**Work instruction:**
Collect each line of the records containing the string "Comanda".

Extracted data: Begin

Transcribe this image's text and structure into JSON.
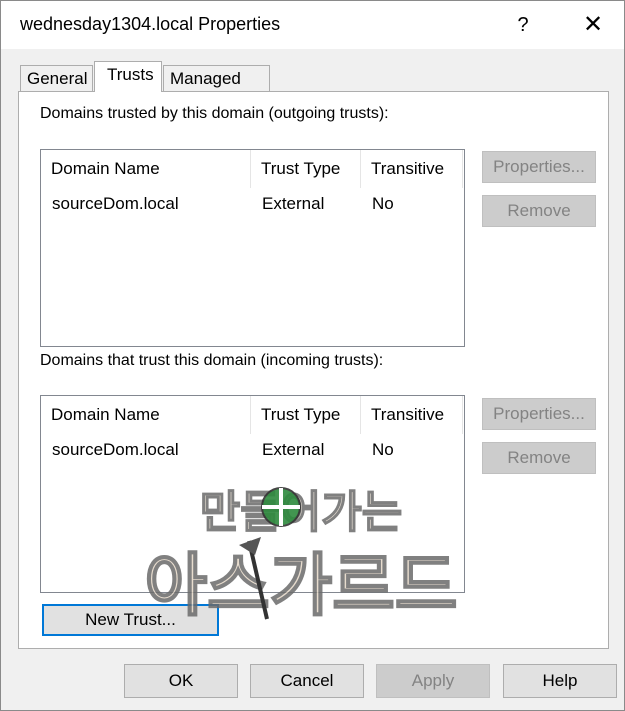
{
  "window": {
    "title": "wednesday1304.local Properties",
    "help_glyph": "?",
    "close_glyph": "✕"
  },
  "tabs": [
    {
      "label": "General",
      "active": false
    },
    {
      "label": "Trusts",
      "active": true
    },
    {
      "label": "Managed By",
      "active": false
    }
  ],
  "outgoing": {
    "label": "Domains trusted by this domain (outgoing trusts):",
    "columns": [
      "Domain Name",
      "Trust Type",
      "Transitive"
    ],
    "rows": [
      {
        "domain": "sourceDom.local",
        "type": "External",
        "transitive": "No"
      }
    ],
    "properties_label": "Properties...",
    "remove_label": "Remove"
  },
  "incoming": {
    "label": "Domains that trust this domain (incoming trusts):",
    "columns": [
      "Domain Name",
      "Trust Type",
      "Transitive"
    ],
    "rows": [
      {
        "domain": "sourceDom.local",
        "type": "External",
        "transitive": "No"
      }
    ],
    "properties_label": "Properties...",
    "remove_label": "Remove"
  },
  "new_trust_label": "New Trust...",
  "footer": {
    "ok": "OK",
    "cancel": "Cancel",
    "apply": "Apply",
    "help": "Help"
  },
  "watermark": {
    "line1": "만들어가는",
    "line2": "아스가르드"
  },
  "colors": {
    "focus": "#0078d7",
    "disabled_text": "#838383"
  }
}
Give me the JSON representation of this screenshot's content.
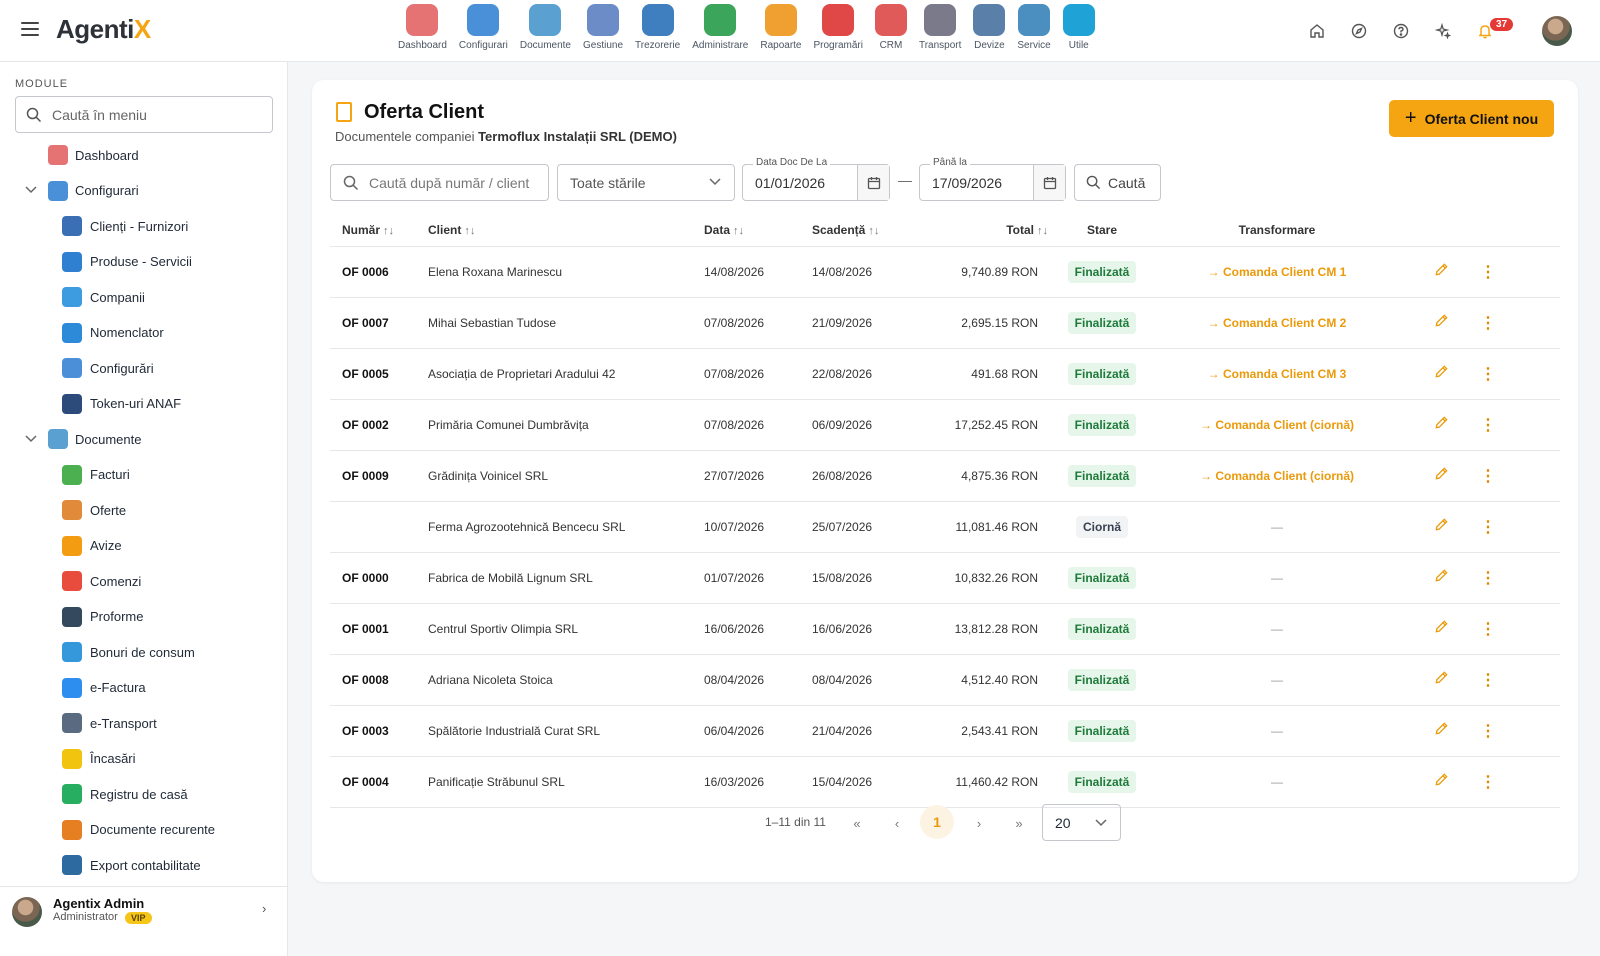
{
  "app": {
    "logo_main": "Agenti",
    "logo_accent": "X"
  },
  "topnav": [
    {
      "label": "Dashboard",
      "icon": "dashboard-icon",
      "color": "#e57373"
    },
    {
      "label": "Configurari",
      "icon": "wrench-icon",
      "color": "#4a90d9"
    },
    {
      "label": "Documente",
      "icon": "documents-icon",
      "color": "#5aa0d0"
    },
    {
      "label": "Gestiune",
      "icon": "warehouse-icon",
      "color": "#6b8cc7"
    },
    {
      "label": "Trezorerie",
      "icon": "bank-icon",
      "color": "#3f7fbf"
    },
    {
      "label": "Administrare",
      "icon": "shield-icon",
      "color": "#3aa55b"
    },
    {
      "label": "Rapoarte",
      "icon": "reports-icon",
      "color": "#f0a030"
    },
    {
      "label": "Programări",
      "icon": "clock-icon",
      "color": "#e04848"
    },
    {
      "label": "CRM",
      "icon": "crm-icon",
      "color": "#e05a5a"
    },
    {
      "label": "Transport",
      "icon": "truck-icon",
      "color": "#7a7a8a"
    },
    {
      "label": "Devize",
      "icon": "estimate-icon",
      "color": "#5a7fa8"
    },
    {
      "label": "Service",
      "icon": "car-icon",
      "color": "#4a8fc0"
    },
    {
      "label": "Utile",
      "icon": "help-icon",
      "color": "#1fa3d6"
    }
  ],
  "topbar": {
    "notifications_count": "37"
  },
  "sidebar": {
    "title": "MODULE",
    "search_placeholder": "Caută în meniu",
    "items": [
      {
        "label": "Dashboard",
        "level": 0,
        "icon": "dashboard-icon",
        "color": "#e57373"
      },
      {
        "label": "Configurari",
        "level": 0,
        "icon": "wrench-icon",
        "color": "#4a90d9",
        "expanded": true
      },
      {
        "label": "Clienți - Furnizori",
        "level": 1,
        "icon": "people-icon",
        "color": "#3a6fb5"
      },
      {
        "label": "Produse - Servicii",
        "level": 1,
        "icon": "product-icon",
        "color": "#2f80d1"
      },
      {
        "label": "Companii",
        "level": 1,
        "icon": "company-icon",
        "color": "#3d9be0"
      },
      {
        "label": "Nomenclator",
        "level": 1,
        "icon": "list-icon",
        "color": "#2d8ad8"
      },
      {
        "label": "Configurări",
        "level": 1,
        "icon": "settings-list-icon",
        "color": "#4a8fd8"
      },
      {
        "label": "Token-uri ANAF",
        "level": 1,
        "icon": "shield-key-icon",
        "color": "#2c4a7a"
      },
      {
        "label": "Documente",
        "level": 0,
        "icon": "documents-icon",
        "color": "#5aa0d0",
        "expanded": true
      },
      {
        "label": "Facturi",
        "level": 1,
        "icon": "invoice-icon",
        "color": "#4caf50"
      },
      {
        "label": "Oferte",
        "level": 1,
        "icon": "offer-icon",
        "color": "#e08a3a"
      },
      {
        "label": "Avize",
        "level": 1,
        "icon": "delivery-icon",
        "color": "#f39c12"
      },
      {
        "label": "Comenzi",
        "level": 1,
        "icon": "cart-icon",
        "color": "#e74c3c"
      },
      {
        "label": "Proforme",
        "level": 1,
        "icon": "calculator-icon",
        "color": "#34495e"
      },
      {
        "label": "Bonuri de consum",
        "level": 1,
        "icon": "receipt-icon",
        "color": "#3498db"
      },
      {
        "label": "e-Factura",
        "level": 1,
        "icon": "cloud-icon",
        "color": "#2d8ef0"
      },
      {
        "label": "e-Transport",
        "level": 1,
        "icon": "truck-icon",
        "color": "#5a6a80"
      },
      {
        "label": "Încasări",
        "level": 1,
        "icon": "chart-icon",
        "color": "#f1c40f"
      },
      {
        "label": "Registru de casă",
        "level": 1,
        "icon": "cash-icon",
        "color": "#27ae60"
      },
      {
        "label": "Documente recurente",
        "level": 1,
        "icon": "recurring-icon",
        "color": "#e67e22"
      },
      {
        "label": "Export contabilitate",
        "level": 1,
        "icon": "export-icon",
        "color": "#2c6aa0"
      }
    ],
    "user": {
      "name": "Agentix Admin",
      "role": "Administrator",
      "badge": "VIP"
    }
  },
  "page": {
    "title": "Oferta Client",
    "subtitle_prefix": "Documentele companiei ",
    "company": "Termoflux Instalații SRL (DEMO)",
    "new_button": "Oferta Client nou"
  },
  "filters": {
    "search_placeholder": "Caută după număr / client",
    "status_value": "Toate stările",
    "date_from_label": "Data Doc De La",
    "date_from": "01/01/2026",
    "date_to_label": "Până la",
    "date_to": "17/09/2026",
    "search_button": "Caută"
  },
  "table": {
    "headers": [
      "Număr",
      "Client",
      "Data",
      "Scadență",
      "Total",
      "Stare",
      "Transformare"
    ],
    "rows": [
      {
        "num": "OF 0006",
        "client": "Elena Roxana Marinescu",
        "data": "14/08/2026",
        "scad": "14/08/2026",
        "total": "9,740.89 RON",
        "stare": "Finalizată",
        "trans": "Comanda Client CM 1"
      },
      {
        "num": "OF 0007",
        "client": "Mihai Sebastian Tudose",
        "data": "07/08/2026",
        "scad": "21/09/2026",
        "total": "2,695.15 RON",
        "stare": "Finalizată",
        "trans": "Comanda Client CM 2"
      },
      {
        "num": "OF 0005",
        "client": "Asociația de Proprietari Aradului 42",
        "data": "07/08/2026",
        "scad": "22/08/2026",
        "total": "491.68 RON",
        "stare": "Finalizată",
        "trans": "Comanda Client CM 3"
      },
      {
        "num": "OF 0002",
        "client": "Primăria Comunei Dumbrăvița",
        "data": "07/08/2026",
        "scad": "06/09/2026",
        "total": "17,252.45 RON",
        "stare": "Finalizată",
        "trans": "Comanda Client (ciornă)"
      },
      {
        "num": "OF 0009",
        "client": "Grădinița Voinicel SRL",
        "data": "27/07/2026",
        "scad": "26/08/2026",
        "total": "4,875.36 RON",
        "stare": "Finalizată",
        "trans": "Comanda Client (ciornă)"
      },
      {
        "num": "",
        "client": "Ferma Agrozootehnică Bencecu SRL",
        "data": "10/07/2026",
        "scad": "25/07/2026",
        "total": "11,081.46 RON",
        "stare": "Ciornă",
        "trans": ""
      },
      {
        "num": "OF 0000",
        "client": "Fabrica de Mobilă Lignum SRL",
        "data": "01/07/2026",
        "scad": "15/08/2026",
        "total": "10,832.26 RON",
        "stare": "Finalizată",
        "trans": ""
      },
      {
        "num": "OF 0001",
        "client": "Centrul Sportiv Olimpia SRL",
        "data": "16/06/2026",
        "scad": "16/06/2026",
        "total": "13,812.28 RON",
        "stare": "Finalizată",
        "trans": ""
      },
      {
        "num": "OF 0008",
        "client": "Adriana Nicoleta Stoica",
        "data": "08/04/2026",
        "scad": "08/04/2026",
        "total": "4,512.40 RON",
        "stare": "Finalizată",
        "trans": ""
      },
      {
        "num": "OF 0003",
        "client": "Spălătorie Industrială Curat SRL",
        "data": "06/04/2026",
        "scad": "21/04/2026",
        "total": "2,543.41 RON",
        "stare": "Finalizată",
        "trans": ""
      },
      {
        "num": "OF 0004",
        "client": "Panificație Străbunul SRL",
        "data": "16/03/2026",
        "scad": "15/04/2026",
        "total": "11,460.42 RON",
        "stare": "Finalizată",
        "trans": ""
      }
    ]
  },
  "pagination": {
    "info": "1–11 din 11",
    "current_page": "1",
    "page_size": "20"
  },
  "colors": {
    "accent": "#f5a511",
    "status_final": "#1e7a3a",
    "status_final_bg": "#e6f6ea"
  }
}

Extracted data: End

**Task answer:**
        "trans": "Comanda Client CM 1"
        "trans": "Comanda Client CM 2"
        "trans": "Comanda Client CM 3"
        "trans": "Comanda Client (ciornă)"
        "trans": "Comanda Client (ciornă)"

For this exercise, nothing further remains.